Translating these improvements more directly into the company’s EBITDA margin objectives, Mr. Kinsey offered a slide showing about 240 basis points in margin opportunities, the number needed to bring margins back to the high side of the company’s long-term objectives. He noted the improvements are “exclusive of any sales growth or leveraging of the top line.”
“When you look at the Lepage turnaround and Leo’s, there is a 40-basis point opportunity, and we are starting to see that hit,” he said. “For 2015, we think we will be able to capture a good part of that.”
Another source of improved margins will be the reduced carrying cost of Hostess physical baking assets acquired in 2013. With the disposition or reopening of a number of these plants and depots, Mr. Kinsey estimated the carrying costs will decline to $14 million or $15 million in 2015, down from $20 million in 2014.
“We’re definitely very confident about capturing that margin improvement in 2015,” he said.
Perhaps Mr. Kinsey’s longest explanation for sources of improved margins related to a forecast of a reduction in stales. The 100 basis points of improvement he projected (without a precise timeline) represents half of what Mr. Kinsey said will be achieved over time.
“Over the longer term, we continue to focus on reducing our stales,” he said. “And we continue to focus on improving manufacturing and distribution efficiencies. For those who are new to the business: When we talk about stales, in our D.S.D. business, that’s product that doesn’t sell at retail. Most of our sales at D.S.D. are consignment, so anything that doesn’t sell is picked up. We use the term ‘stale’ in the industry.
“Over the last couple of years we have seen our stale rate pick up about 200 basis points. A lot of that was driven by the market dynamics. Hostess closed their doors and went into liquidation. We expanded to cover the market. We’re working on product mix. We’re seeing product mix drive improvement there as well. Then again Keith discussed expansion markets. We became more aggressive in expansion markets with the exit of Hostess, and we’re working on distribution efficiencies (to counter) some of the stale increase. It’s a longer term opportunity, but one we definitely think we can capture. We’ve done some things internally working on enhancing our ordering system. We’re starting to see some benefit there. The next 2-3 years you can expect to see the stale rate come in line with where it has been historically.”
What is the long-term upside for margins at Flowers if the initiatives Mr. Kinsey described are successful and if the company achieves its top-line growth objectives? He declined to offer specifics but suggested the potential was considerable.
“Long term, if we are able to lever the top line in addition to these cost opportunities, there is really great opportunity to expand EBITDA,” he said. “Right now we’re not willing to go above the 13% target, but I would say if the category stabilizes, I think there is there is opportunity to see good growth from an EBITDA perspective.”
R. Steve Kinsey offered a roadmap of the company’s path toward the high end of its margin objectives.
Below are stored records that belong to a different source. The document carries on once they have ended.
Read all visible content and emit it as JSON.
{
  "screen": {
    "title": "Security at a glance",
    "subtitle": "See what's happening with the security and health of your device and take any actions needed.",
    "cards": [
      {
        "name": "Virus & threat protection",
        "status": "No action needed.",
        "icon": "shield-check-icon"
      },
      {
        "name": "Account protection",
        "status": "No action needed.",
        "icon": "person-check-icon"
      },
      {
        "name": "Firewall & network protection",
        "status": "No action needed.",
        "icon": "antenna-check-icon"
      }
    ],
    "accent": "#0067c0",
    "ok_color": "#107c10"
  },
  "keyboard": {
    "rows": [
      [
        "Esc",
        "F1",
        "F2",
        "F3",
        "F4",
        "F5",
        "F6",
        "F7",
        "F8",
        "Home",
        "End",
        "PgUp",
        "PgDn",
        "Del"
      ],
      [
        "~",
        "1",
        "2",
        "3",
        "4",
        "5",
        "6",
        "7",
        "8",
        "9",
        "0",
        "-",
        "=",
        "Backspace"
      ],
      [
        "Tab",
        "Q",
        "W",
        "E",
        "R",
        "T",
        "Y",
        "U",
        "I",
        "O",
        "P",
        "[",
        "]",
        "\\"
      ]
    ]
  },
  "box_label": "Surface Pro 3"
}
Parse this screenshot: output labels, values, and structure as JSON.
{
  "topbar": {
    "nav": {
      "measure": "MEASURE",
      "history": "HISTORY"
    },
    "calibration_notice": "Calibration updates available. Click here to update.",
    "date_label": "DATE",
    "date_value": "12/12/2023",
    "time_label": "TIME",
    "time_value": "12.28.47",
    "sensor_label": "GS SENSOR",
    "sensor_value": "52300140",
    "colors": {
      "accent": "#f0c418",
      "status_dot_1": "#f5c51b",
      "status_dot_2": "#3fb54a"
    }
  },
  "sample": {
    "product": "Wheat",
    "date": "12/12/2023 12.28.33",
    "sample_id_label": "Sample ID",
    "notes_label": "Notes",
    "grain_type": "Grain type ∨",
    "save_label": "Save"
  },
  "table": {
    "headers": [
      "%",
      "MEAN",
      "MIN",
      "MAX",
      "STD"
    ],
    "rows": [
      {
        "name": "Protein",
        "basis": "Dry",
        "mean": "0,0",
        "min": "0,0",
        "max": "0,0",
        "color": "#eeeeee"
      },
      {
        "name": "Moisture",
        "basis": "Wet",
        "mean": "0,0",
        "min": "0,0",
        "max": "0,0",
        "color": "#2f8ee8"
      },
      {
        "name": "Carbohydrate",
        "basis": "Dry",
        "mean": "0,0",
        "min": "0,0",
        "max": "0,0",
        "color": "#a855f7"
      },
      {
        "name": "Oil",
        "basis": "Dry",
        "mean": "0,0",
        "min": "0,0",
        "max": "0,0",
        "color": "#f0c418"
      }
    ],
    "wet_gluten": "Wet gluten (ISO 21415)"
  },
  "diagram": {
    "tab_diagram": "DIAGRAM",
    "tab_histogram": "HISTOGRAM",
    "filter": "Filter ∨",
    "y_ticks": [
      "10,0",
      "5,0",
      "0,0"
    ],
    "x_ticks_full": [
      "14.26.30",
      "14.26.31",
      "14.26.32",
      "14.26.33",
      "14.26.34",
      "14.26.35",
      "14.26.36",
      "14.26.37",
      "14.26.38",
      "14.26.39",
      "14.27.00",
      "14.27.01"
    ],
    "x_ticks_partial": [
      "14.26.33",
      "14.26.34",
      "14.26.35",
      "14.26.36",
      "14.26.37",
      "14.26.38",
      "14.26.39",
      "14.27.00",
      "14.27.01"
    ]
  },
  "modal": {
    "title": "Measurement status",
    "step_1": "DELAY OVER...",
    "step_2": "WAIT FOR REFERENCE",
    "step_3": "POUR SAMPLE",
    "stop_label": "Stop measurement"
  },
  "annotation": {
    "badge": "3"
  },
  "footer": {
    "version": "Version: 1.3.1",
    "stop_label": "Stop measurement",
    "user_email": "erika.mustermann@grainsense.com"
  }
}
In the fourth quarter of 2014, Flowers EBITDA margin was 10.6%.